I have enjoyed the wit and wisdom of the marketoonist (AKA Tom Fishburne). In the two cartoon’s you see here (scroll down for second cartoon) along with his commentary, you can see how important it is for marketing managers to provide financial justifications for marketing investments. Unfortunately, this is not always easy for marketing managers to do — recall our coverage of measuring advertising effectiveness in chapter 15. Bonus Chapter 1 digs into the importance of sales analysis, performance analysis, and cost analysis — you can also review Appendix B to read about return on investment (ROI). Explain how three concepts from bonus chapter 1 tie into the [Continue Reading …]
When we were researching and writing chapter 16, Snapchat was a somewhat distant 6th place finisher in the social media race. Just one year later — which shows how fast this space is changing — Snapchat is a real player, especially when targeting Generation Z (those born since 1995). More importantly for marketing managers, Snapchat appears to have figured out an advertising strategy — while Twitter and Instagram continue to struggle in that area. Hubspot’s Marketing blog identifies “ 10 of the Best Brands on Snapchat Right Now (And Why They’re So Great) ” (April 27, 2016). This article is long – so read the first section and then choose to review 2 of the 10 [Continue Reading …]
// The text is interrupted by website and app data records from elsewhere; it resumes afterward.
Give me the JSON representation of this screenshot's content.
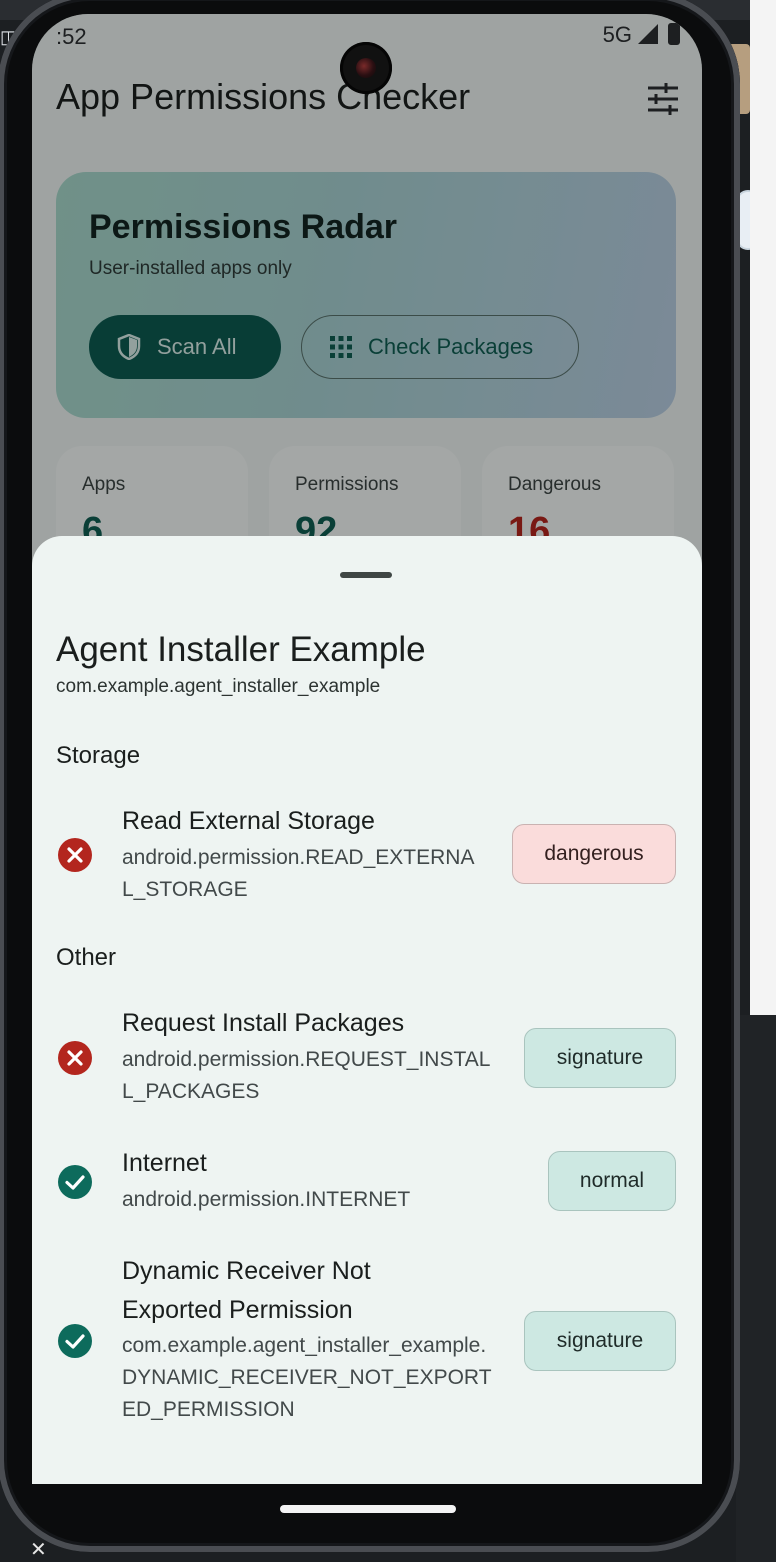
{
  "status_bar": {
    "time": ":52",
    "network": "5G"
  },
  "app_bar": {
    "title": "App Permissions Checker",
    "filter_icon": "tune-icon"
  },
  "radar": {
    "title": "Permissions Radar",
    "subtitle": "User-installed apps only",
    "scan_all_label": "Scan All",
    "check_packages_label": "Check Packages"
  },
  "stats": [
    {
      "label": "Apps",
      "value": "6"
    },
    {
      "label": "Permissions",
      "value": "92"
    },
    {
      "label": "Dangerous",
      "value": "16"
    }
  ],
  "sheet": {
    "app_name": "Agent Installer Example",
    "package_name": "com.example.agent_installer_example",
    "sections": [
      {
        "heading": "Storage",
        "permissions": [
          {
            "title": "Read External Storage",
            "identifier": "android.permission.READ_EXTERNAL_STORAGE",
            "protection": "dangerous",
            "granted": false
          }
        ]
      },
      {
        "heading": "Other",
        "permissions": [
          {
            "title": "Request Install Packages",
            "identifier": "android.permission.REQUEST_INSTALL_PACKAGES",
            "protection": "signature",
            "granted": false
          },
          {
            "title": "Internet",
            "identifier": "android.permission.INTERNET",
            "protection": "normal",
            "granted": true
          },
          {
            "title": "Dynamic Receiver Not Exported Permission",
            "identifier": "com.example.agent_installer_example.DYNAMIC_RECEIVER_NOT_EXPORTED_PERMISSION",
            "protection": "signature",
            "granted": true
          }
        ]
      }
    ]
  },
  "colors": {
    "primary": "#0c5a50",
    "danger_red": "#b3261e",
    "granted_green": "#0d6b5c",
    "sheet_bg": "#eef4f2"
  }
}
This article from Harvard Business Review “ Great Salespeople Are Born, but Great Sales Forces Are Made ,” (May 20, 2016) describes the importance of 1) strategy, 2) organization, 3) talent, 4) execution, 5) support, and 6) improvement and adaptation in building a great sales force. Chapter 14’s coverage of strategy decisions discusses similar concepts to those mentioned in this article. Explain how each of the six concepts in the article relate to concepts from chapter 14.
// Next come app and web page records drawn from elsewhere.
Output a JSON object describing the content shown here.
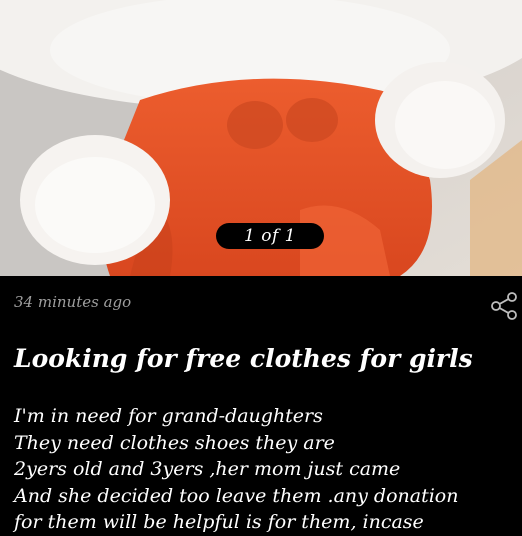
{
  "listing": {
    "pager": "1 of 1",
    "posted_time": "34 minutes ago",
    "title": "Looking for free clothes for girls",
    "description_lines": [
      "I'm in need for grand-daughters",
      "They need clothes shoes they are",
      "2yers old and 3yers ,her mom just came",
      "And she decided too leave them .any donation",
      "for them will be helpful is for them, incase"
    ]
  },
  "icons": {
    "share": "share-icon"
  },
  "colors": {
    "background": "#000000",
    "text": "#ffffff",
    "meta_text": "#9e9e9e",
    "dress_orange": "#e8552a"
  }
}
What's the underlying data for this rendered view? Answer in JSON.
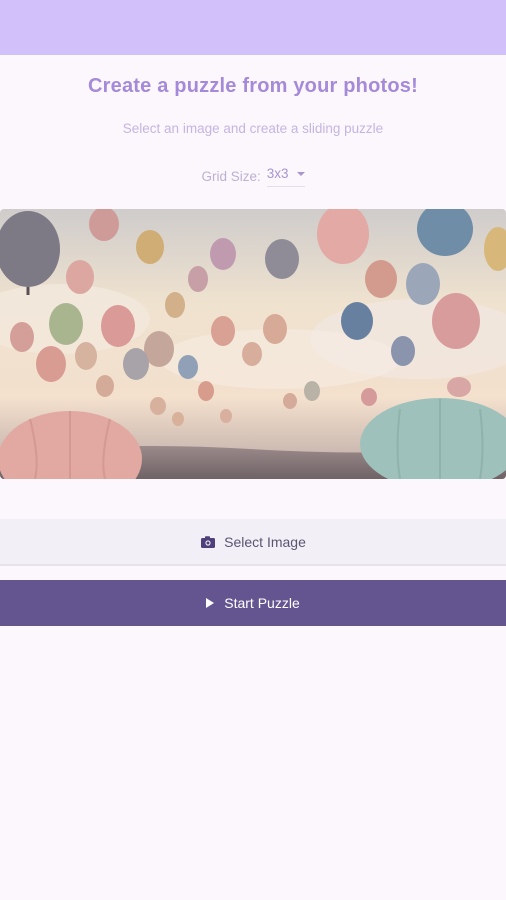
{
  "header": {
    "title": "Create a puzzle from your photos!",
    "subtitle": "Select an image and create a sliding puzzle"
  },
  "grid": {
    "label": "Grid Size:",
    "value": "3x3"
  },
  "actions": {
    "select_label": "Select Image",
    "start_label": "Start Puzzle"
  },
  "image": {
    "description_icon": "hot-air-balloons-photo"
  },
  "colors": {
    "appbar": "#d2c0fb",
    "accent": "#a48ad8",
    "primary_button": "#645590"
  }
}
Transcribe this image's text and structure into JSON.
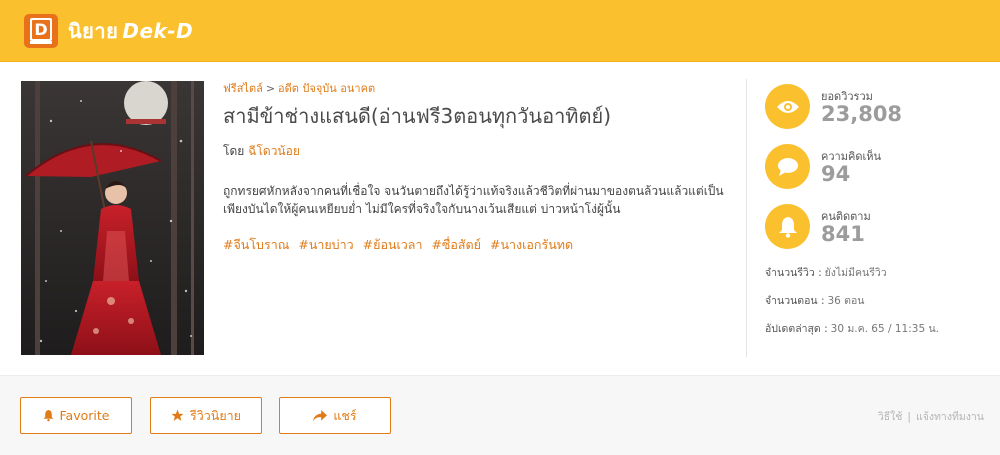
{
  "header": {
    "logo_icon": "dek-d-book-icon",
    "brand_thai": "นิยาย",
    "brand_name": "Dek-D",
    "brand_color": "#fbc02d"
  },
  "novel": {
    "breadcrumb": {
      "category": "ฟรีสไตล์",
      "separator": ">",
      "subcategory": "อดีต ปัจจุบัน อนาคต"
    },
    "title": "สามีข้าช่างแสนดี(อ่านฟรี3ตอนทุกวันอาทิตย์)",
    "author_prefix": "โดย",
    "author": "ฉีโดวน้อย",
    "description": "ถูกทรยศหักหลังจากคนที่เชื่อใจ จนวันตายถึงได้รู้ว่าแท้จริงแล้วชีวิตที่ผ่านมาของตนล้วนแล้วแต่เป็นเพียงบันไดให้ผู้คนเหยียบย่ำ ไม่มีใครที่จริงใจกับนางเว้นเสียแต่ บ่าวหน้าโง่ผู้นั้น",
    "tags": [
      "#จีนโบราณ",
      "#นายบ่าว",
      "#ย้อนเวลา",
      "#ซื่อสัตย์",
      "#นางเอกรันทด"
    ],
    "accent_color": "#e07b18"
  },
  "stats": {
    "views": {
      "label": "ยอดวิวรวม",
      "value": "23,808",
      "icon": "eye-icon"
    },
    "comments": {
      "label": "ความคิดเห็น",
      "value": "94",
      "icon": "speech-bubble-icon"
    },
    "followers": {
      "label": "คนติดตาม",
      "value": "841",
      "icon": "bell-icon"
    }
  },
  "meta": {
    "reviews_label": "จำนวนรีวิว :",
    "reviews_value": "ยังไม่มีคนรีวิว",
    "chapters_label": "จำนวนตอน :",
    "chapters_value": "36 ตอน",
    "updated_label": "อัปเดตล่าสุด :",
    "updated_value": "30 ม.ค. 65 / 11:35 น."
  },
  "actions": {
    "favorite_label": "Favorite",
    "review_label": "รีวิวนิยาย",
    "share_label": "แชร์"
  },
  "footer_links": {
    "howto": "วิธีใช้",
    "divider": "|",
    "report": "แจ้งทางทีมงาน"
  }
}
While UK women participate in sports to a lesser degree than men, research shows that more women want to be active. So why aren’t they? This case study, “ Case study: How “This girl can’ got 1.6 million women exercising ,” (campaign, May 18, 2016) details the research and subsequent integrated marketing communications campaign that helped move many more British women from the couch to the pool, or court, or track, or… Chapter 13 discusses integrated marketing communications. Describe the different elements of this marketing communications campaign. What different promotion methods were used? Give examples of each.
Mary Meeker is one of the most well-known and well-respected tech gurus. Every year Meeker presents her highly anticipated “ Internet Trends Report .” While the 213 slide deck included all kinds of insights about the Internet (and you are encouraged to review it), part of the presentation was particularly critical of online advertising. As you know from chapter 15, advertisers are following people’s “attention” which has moved from TV to online and particularly to mobile devices. Yet advertisers are still struggling to figure out how to break through and grab customer’s attention. Read more about it in “ Mary Meeker is right – most online ads suck ” (recode, June 7, 2016). List three [Continue Reading …]